It would suggest that the wild ancestors of sweet potatoes spread across the Pacific and were then domesticated many times over — yet wound up looking the same every time. “This would seem unlikely,” he said.

Dr. Kistler argued that it was still possible that Pacific Islanders voyaged to South America and returned with the sweet potato.

A thousand years ago, they might have encountered many sweet potato varieties on the continent. When Europeans arrived in the 1500s, they likely wiped out much of the crop’s genetic diversity.

As a result, Dr. Kistler said, the surviving sweet potatoes of the Pacific only seem distantly related to the ones in the Americas. If the scientists had done the same study in 1500, Pacific sweet potatoes would have fit right in with other South American varieties.

Dr. Kistler was optimistic that the sweet potato debate would someday be settled. The world’s herbariums contain a vast number of varieties that have yet to be genetically tested.

“There are more than we could look at in a lifetime,” Dr. Kistler said.

For his part, Mr. Muñoz-Rodríguez plans on searching for more wild sweet potato relatives in Central America, hoping to get more clues to how exactly a thin-rooted weed gave rise to an invaluable crop.

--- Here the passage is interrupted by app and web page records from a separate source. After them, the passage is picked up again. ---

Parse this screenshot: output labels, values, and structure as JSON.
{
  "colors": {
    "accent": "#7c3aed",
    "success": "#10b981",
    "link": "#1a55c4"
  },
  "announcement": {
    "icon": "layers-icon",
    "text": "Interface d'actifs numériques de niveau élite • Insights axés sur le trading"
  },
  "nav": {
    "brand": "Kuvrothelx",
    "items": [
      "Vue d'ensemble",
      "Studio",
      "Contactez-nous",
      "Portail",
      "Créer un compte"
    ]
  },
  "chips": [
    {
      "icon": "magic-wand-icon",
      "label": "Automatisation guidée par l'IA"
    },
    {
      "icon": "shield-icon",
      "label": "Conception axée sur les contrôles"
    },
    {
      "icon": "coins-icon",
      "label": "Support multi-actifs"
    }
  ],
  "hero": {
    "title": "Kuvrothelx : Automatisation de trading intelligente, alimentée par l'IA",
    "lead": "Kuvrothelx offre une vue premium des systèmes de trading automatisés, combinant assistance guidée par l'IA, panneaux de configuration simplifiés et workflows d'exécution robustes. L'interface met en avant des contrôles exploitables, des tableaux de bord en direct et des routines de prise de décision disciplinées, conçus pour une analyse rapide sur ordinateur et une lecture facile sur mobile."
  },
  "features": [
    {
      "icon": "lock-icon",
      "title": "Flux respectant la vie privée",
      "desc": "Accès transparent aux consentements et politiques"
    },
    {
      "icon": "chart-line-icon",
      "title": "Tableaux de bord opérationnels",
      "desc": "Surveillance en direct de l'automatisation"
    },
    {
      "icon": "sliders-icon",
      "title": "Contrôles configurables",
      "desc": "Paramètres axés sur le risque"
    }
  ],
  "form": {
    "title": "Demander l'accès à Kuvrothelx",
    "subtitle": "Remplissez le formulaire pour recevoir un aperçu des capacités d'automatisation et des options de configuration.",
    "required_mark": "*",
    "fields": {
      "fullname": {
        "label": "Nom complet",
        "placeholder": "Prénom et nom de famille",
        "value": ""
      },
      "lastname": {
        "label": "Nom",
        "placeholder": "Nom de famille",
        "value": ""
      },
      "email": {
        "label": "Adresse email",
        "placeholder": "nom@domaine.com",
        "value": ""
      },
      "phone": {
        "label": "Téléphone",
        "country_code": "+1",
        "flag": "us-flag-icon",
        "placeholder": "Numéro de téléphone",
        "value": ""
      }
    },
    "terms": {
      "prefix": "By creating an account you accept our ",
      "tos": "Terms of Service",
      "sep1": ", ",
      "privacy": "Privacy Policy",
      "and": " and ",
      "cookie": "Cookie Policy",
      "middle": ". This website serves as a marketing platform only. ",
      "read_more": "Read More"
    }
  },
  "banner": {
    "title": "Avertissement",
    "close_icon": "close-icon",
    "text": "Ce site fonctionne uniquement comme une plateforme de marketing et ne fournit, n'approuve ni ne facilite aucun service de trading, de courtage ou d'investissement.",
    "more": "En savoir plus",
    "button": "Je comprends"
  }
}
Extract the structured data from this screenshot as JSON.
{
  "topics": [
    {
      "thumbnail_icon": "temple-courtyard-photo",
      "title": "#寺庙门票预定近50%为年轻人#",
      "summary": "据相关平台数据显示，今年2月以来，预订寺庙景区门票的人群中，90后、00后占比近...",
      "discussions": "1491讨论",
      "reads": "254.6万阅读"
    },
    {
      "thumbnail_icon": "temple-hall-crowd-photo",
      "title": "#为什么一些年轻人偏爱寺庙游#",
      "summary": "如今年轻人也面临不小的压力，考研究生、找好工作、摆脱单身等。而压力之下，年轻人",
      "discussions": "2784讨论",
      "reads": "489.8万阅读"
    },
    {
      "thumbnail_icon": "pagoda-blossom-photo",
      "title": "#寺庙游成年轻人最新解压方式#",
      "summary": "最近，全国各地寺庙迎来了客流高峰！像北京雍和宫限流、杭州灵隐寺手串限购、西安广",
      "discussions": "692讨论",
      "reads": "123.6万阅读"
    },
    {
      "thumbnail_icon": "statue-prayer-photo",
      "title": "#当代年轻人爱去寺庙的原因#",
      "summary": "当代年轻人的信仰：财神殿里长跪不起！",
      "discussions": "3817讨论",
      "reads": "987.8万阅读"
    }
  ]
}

Working out the history of crops like this could do more than satisfy our curiosity about the past. Wild plants hold a lot of genetic variants lost when people domesticated crops.

Researchers may find plants they can hybridize with domesticated sweet potatoes and other crops, endowing them with genes for resistance to diseases, or for withstanding climate change.

“Essentially, it’s preserving the gene pool that feeds the world,” Dr. Kistler said.

Caption1 The distribution of the sweet potato plant has baffled scientists. How could the plant arise from a wild ancestor in the Americas and wind up on islands across the Pacific? Karsten Moran for The New York Times

Caption2 Different varieties of sweet potato on display at the International Potato Center in Lima, Peru. The sweet potato originated in the Americas and spread across the globe. Robert Scotland

Link https://www.nytimes.com/2018/04/12/science/sweet-potato-pacific-dna.html

Read Full Post »

Research by an international team, led by the University of Bristol, has shed new light on the fate of the ancient people of Rapa Nui (Easter Island).

Source: Diet of the ancient people of Rapa Nui shows adaptation and resilience not ‘ecocide’

Read Full Post »

oldest-beer-1-oba1

 

 

 

 

Yeast microbes from the world’s oldest bottle of beer — a 220-year-old bottle found in one of Australia’s earliest shipwrecks — are being used to create a new, modern beer with the characteristic taste of the 18th-century brew.

Source: Oldest Beer Brewed from Shipwrecks 220-Year-Old Yeast Microbes

Read Full Post »

Older Posts »

%d bloggers like this: